Repeat all of the entries, please, keeping each line exact.

- - - - -

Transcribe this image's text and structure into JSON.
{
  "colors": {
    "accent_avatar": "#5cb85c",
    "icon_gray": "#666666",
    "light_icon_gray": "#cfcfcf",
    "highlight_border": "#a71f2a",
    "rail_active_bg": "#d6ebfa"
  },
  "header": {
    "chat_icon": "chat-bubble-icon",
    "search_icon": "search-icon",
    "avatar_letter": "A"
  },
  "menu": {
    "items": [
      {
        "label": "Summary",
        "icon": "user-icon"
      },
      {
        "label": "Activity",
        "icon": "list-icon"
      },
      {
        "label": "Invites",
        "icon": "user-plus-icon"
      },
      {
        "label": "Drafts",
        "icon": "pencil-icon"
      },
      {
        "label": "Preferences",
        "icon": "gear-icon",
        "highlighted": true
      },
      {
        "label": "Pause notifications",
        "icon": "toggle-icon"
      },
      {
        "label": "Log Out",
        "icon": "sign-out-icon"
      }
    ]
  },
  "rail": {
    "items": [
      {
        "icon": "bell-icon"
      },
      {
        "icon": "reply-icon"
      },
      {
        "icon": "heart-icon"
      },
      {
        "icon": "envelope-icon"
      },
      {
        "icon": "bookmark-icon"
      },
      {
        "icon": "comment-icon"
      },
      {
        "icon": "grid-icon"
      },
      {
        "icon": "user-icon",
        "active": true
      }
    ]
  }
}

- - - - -

**Solution below**
Transcribe this image's text and structure into JSON.
{
  "colors": {
    "accent_avatar": "#5cb85c",
    "icon_gray": "#666666",
    "light_icon_gray": "#cfcfcf",
    "highlight_border": "#a71f2a",
    "rail_active_bg": "#d6ebfa"
  },
  "header": {
    "chat_icon": "chat-bubble-icon",
    "search_icon": "search-icon",
    "avatar_letter": "A"
  },
  "menu": {
    "items": [
      {
        "label": "Summary",
        "icon": "user-icon"
      },
      {
        "label": "Activity",
        "icon": "list-icon"
      },
      {
        "label": "Invites",
        "icon": "user-plus-icon"
      },
      {
        "label": "Drafts",
        "icon": "pencil-icon"
      },
      {
        "label": "Preferences",
        "icon": "gear-icon",
        "highlighted": true
      },
      {
        "label": "Pause notifications",
        "icon": "toggle-icon"
      },
      {
        "label": "Log Out",
        "icon": "sign-out-icon"
      }
    ]
  },
  "rail": {
    "items": [
      {
        "icon": "bell-icon"
      },
      {
        "icon": "reply-icon"
      },
      {
        "icon": "heart-icon"
      },
      {
        "icon": "envelope-icon"
      },
      {
        "icon": "bookmark-icon"
      },
      {
        "icon": "comment-icon"
      },
      {
        "icon": "grid-icon"
      },
      {
        "icon": "user-icon",
        "active": true
      }
    ]
  }
}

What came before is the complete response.